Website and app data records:
= Beginning of Section =
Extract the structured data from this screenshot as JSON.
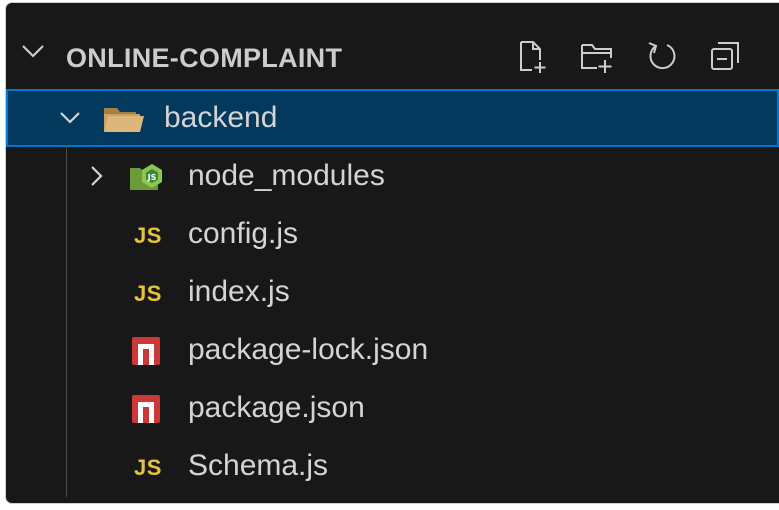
{
  "explorer": {
    "section_title": "ONLINE-COMPLAINT",
    "actions": [
      {
        "name": "new-file-icon"
      },
      {
        "name": "new-folder-icon"
      },
      {
        "name": "refresh-icon"
      },
      {
        "name": "collapse-all-icon"
      }
    ]
  },
  "tree": {
    "folder": {
      "label": "backend",
      "expanded": true,
      "icon": "folder-open-icon"
    },
    "items": [
      {
        "label": "node_modules",
        "type": "folder",
        "icon": "nodejs-folder-icon",
        "expanded": false
      },
      {
        "label": "config.js",
        "type": "file",
        "icon": "js-file-icon",
        "badge": "JS"
      },
      {
        "label": "index.js",
        "type": "file",
        "icon": "js-file-icon",
        "badge": "JS"
      },
      {
        "label": "package-lock.json",
        "type": "file",
        "icon": "npm-icon"
      },
      {
        "label": "package.json",
        "type": "file",
        "icon": "npm-icon"
      },
      {
        "label": "Schema.js",
        "type": "file",
        "icon": "js-file-icon",
        "badge": "JS"
      }
    ]
  },
  "colors": {
    "background": "#181818",
    "selection": "#04395e",
    "selection_border": "#0078d4",
    "js_yellow": "#e5c33a",
    "npm_red": "#cb3837",
    "folder": "#c09553",
    "node_green": "#8cc84b"
  }
}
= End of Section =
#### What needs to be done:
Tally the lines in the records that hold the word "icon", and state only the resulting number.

#### Answer to this task:
11